“Lean principles were designed for manufacturing, so they can be tricky to apply in construction; however, we are investing and applying the Lean principles to our current and future projects. The processes are evolving constantly, and we, as a company, are adapting in the name of efficiency, which makes TFS an innovative and vibrant place to work.”
— Mark Leonard, Project Manager — New York
There is an exciting companywide culture shift that is taking place at TFS to fully adopt a Lean construction mindset and embrace continuous improvement in our service offerings to advance facility construction. Mark Leonard, one of our driven project managers at our busy Northeast office, is helping to lead this vital effort ensuring the successful adoption of the Lean culture. As part of our implementation team, Mark is focused on identifying and improving in the name of efficiency. He has firsthand experience applying the approaches to our high-profile projects, and uses those experiences and principles to lead the company in streamlining workflows and maximizing productivity. Mark’s leadership serves as a tremendous benefit to our high-tech/life science manufacturing and research clients in the form of trust, speed and profitability.
“TFS has seen an increase in performance, and we have been able to share cost savings with the client on specific projects. The biggest change I’ve noticed is that people seem empowered to make changes under the Lean banner; they now have the resources to effect positive change at TFS, and it really fosters a culture of continuous improvement,”
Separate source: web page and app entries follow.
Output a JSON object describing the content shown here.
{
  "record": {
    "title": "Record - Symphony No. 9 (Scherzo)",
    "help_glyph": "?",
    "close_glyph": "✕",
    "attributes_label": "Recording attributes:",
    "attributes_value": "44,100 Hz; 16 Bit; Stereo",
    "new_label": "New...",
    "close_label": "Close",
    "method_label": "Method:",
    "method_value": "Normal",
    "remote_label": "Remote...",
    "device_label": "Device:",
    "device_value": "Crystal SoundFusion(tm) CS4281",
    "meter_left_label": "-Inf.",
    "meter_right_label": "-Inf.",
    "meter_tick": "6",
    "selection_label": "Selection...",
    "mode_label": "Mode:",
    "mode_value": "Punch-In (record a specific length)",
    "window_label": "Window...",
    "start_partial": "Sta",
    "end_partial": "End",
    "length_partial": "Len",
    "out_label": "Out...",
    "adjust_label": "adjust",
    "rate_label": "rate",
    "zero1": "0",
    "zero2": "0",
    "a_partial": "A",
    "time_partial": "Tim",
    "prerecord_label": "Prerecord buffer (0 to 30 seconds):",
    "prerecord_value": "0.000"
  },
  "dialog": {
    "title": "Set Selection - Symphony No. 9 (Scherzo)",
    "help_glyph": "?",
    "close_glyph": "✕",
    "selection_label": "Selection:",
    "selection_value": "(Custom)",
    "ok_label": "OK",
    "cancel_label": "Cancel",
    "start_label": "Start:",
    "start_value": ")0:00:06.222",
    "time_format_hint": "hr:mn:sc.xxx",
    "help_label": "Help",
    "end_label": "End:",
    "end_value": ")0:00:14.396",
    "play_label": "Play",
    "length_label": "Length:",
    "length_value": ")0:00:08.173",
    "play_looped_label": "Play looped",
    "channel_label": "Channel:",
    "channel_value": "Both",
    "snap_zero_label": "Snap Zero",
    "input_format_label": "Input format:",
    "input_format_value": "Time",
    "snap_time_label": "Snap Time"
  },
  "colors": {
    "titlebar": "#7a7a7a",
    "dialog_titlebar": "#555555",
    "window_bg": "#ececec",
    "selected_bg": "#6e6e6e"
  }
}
Leonard said of the current atmosphere surrounding TFS.
Mark continued: “Cost savings for our customers is a big benefit. With the prefab, we are keeping pipefitters out of the field, which benefits protocol and manufacturing, and it also reduces the risk of an interruption to production. One other kind of unintended benefit is that it challenges the customer to improve.
Lean efficiencies can come in many forms: “We spent about $500 on a telescopic pole that extends up to18 ft, and you can mount a camera on the top. The camera is controlled using an iPhone app, so now we can make observations at height without the need for a lift or in areas a lift can’t access. On another project, we needed to verify routing for a clean steam system at one of our client’s facilities. It was in a congested corridor about 15 ft up above a dropped ceiling. We avoided renting a lift, hiring an architectural contractor to remove the ceiling, and have a detailer with a spotter go up to take a look; however, with the pole-mounted camera, the detailer just opened one tile on the ceiling, extended the pole up through the hole, snapped a couple pictures, streamlining the whole process.”
Mark is helping TFS adopt this mindset using small smart solutions initially to build the culture, while having larger initiatives to move our company and industry forward in an era of conservation. He is consistently focused on identifying and eliminating waste on our clients’ projects. He has 11 years of engineering and construction operations experience, and has been a respected leader at TFS Northeast jobsites for 5 years.
For those familiar with Lean Construction principles, you know about the challenges the construction industry as a whole is facing, and the push to identify more efficient systems and uses of technology to improve transparency for clients and stakeholders. To get involved in the construction productivity conversation, you can find more information at the Lean Construction Institute (LCI). TFS’s executive leadership and our clients are involved in the LCI and sharing the benefits of leveraging Lean Construction on their projects.TFS CAREERS